Records from a collection »
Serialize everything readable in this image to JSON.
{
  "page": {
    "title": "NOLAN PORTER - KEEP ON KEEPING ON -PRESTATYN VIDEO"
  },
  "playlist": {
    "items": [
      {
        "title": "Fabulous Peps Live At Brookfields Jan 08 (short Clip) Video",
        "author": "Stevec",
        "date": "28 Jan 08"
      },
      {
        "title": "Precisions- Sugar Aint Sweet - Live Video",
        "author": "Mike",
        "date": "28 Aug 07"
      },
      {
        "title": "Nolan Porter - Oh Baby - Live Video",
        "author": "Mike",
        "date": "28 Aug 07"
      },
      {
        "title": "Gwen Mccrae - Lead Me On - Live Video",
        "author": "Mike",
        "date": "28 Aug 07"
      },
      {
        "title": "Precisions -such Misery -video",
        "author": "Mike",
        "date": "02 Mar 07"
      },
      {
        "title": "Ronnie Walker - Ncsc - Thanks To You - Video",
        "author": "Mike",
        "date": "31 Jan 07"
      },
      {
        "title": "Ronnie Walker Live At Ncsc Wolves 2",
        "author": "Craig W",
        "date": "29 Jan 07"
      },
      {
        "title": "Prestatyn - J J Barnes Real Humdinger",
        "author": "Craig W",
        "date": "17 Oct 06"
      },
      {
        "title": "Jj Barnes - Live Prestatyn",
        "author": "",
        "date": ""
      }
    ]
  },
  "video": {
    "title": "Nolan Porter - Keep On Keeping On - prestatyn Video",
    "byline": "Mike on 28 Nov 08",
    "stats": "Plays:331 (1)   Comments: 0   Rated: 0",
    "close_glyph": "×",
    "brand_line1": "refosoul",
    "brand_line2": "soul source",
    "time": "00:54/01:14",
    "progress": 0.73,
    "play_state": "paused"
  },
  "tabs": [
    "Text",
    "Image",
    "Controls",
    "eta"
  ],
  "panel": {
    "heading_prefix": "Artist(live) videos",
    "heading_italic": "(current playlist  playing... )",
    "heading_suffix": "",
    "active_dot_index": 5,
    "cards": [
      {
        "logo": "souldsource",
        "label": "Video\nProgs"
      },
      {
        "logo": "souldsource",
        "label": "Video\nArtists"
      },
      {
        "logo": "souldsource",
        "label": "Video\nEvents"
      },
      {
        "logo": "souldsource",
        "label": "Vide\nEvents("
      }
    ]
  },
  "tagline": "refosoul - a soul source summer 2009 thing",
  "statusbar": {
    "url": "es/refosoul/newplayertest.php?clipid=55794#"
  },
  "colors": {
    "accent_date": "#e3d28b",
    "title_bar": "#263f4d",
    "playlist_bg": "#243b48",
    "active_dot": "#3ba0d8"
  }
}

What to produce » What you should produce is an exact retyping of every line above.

Task output »
Serialize everything readable in this image to JSON.
{
  "page": {
    "title": "NOLAN PORTER - KEEP ON KEEPING ON -PRESTATYN VIDEO"
  },
  "playlist": {
    "items": [
      {
        "title": "Fabulous Peps Live At Brookfields Jan 08 (short Clip) Video",
        "author": "Stevec",
        "date": "28 Jan 08"
      },
      {
        "title": "Precisions- Sugar Aint Sweet - Live Video",
        "author": "Mike",
        "date": "28 Aug 07"
      },
      {
        "title": "Nolan Porter - Oh Baby - Live Video",
        "author": "Mike",
        "date": "28 Aug 07"
      },
      {
        "title": "Gwen Mccrae - Lead Me On - Live Video",
        "author": "Mike",
        "date": "28 Aug 07"
      },
      {
        "title": "Precisions -such Misery -video",
        "author": "Mike",
        "date": "02 Mar 07"
      },
      {
        "title": "Ronnie Walker - Ncsc - Thanks To You - Video",
        "author": "Mike",
        "date": "31 Jan 07"
      },
      {
        "title": "Ronnie Walker Live At Ncsc Wolves 2",
        "author": "Craig W",
        "date": "29 Jan 07"
      },
      {
        "title": "Prestatyn - J J Barnes Real Humdinger",
        "author": "Craig W",
        "date": "17 Oct 06"
      },
      {
        "title": "Jj Barnes - Live Prestatyn",
        "author": "",
        "date": ""
      }
    ]
  },
  "video": {
    "title": "Nolan Porter - Keep On Keeping On - prestatyn Video",
    "byline": "Mike on 28 Nov 08",
    "stats": "Plays:331 (1)   Comments: 0   Rated: 0",
    "close_glyph": "×",
    "brand_line1": "refosoul",
    "brand_line2": "soul source",
    "time": "00:54/01:14",
    "progress": 0.73,
    "play_state": "paused"
  },
  "tabs": [
    "Text",
    "Image",
    "Controls",
    "eta"
  ],
  "panel": {
    "heading_prefix": "Artist(live) videos",
    "heading_italic": "(current playlist  playing... )",
    "heading_suffix": "",
    "active_dot_index": 5,
    "cards": [
      {
        "logo": "souldsource",
        "label": "Video\nProgs"
      },
      {
        "logo": "souldsource",
        "label": "Video\nArtists"
      },
      {
        "logo": "souldsource",
        "label": "Video\nEvents"
      },
      {
        "logo": "souldsource",
        "label": "Vide\nEvents("
      }
    ]
  },
  "tagline": "refosoul - a soul source summer 2009 thing",
  "statusbar": {
    "url": "es/refosoul/newplayertest.php?clipid=55794#"
  },
  "colors": {
    "accent_date": "#e3d28b",
    "title_bar": "#263f4d",
    "playlist_bg": "#243b48",
    "active_dot": "#3ba0d8"
  }
}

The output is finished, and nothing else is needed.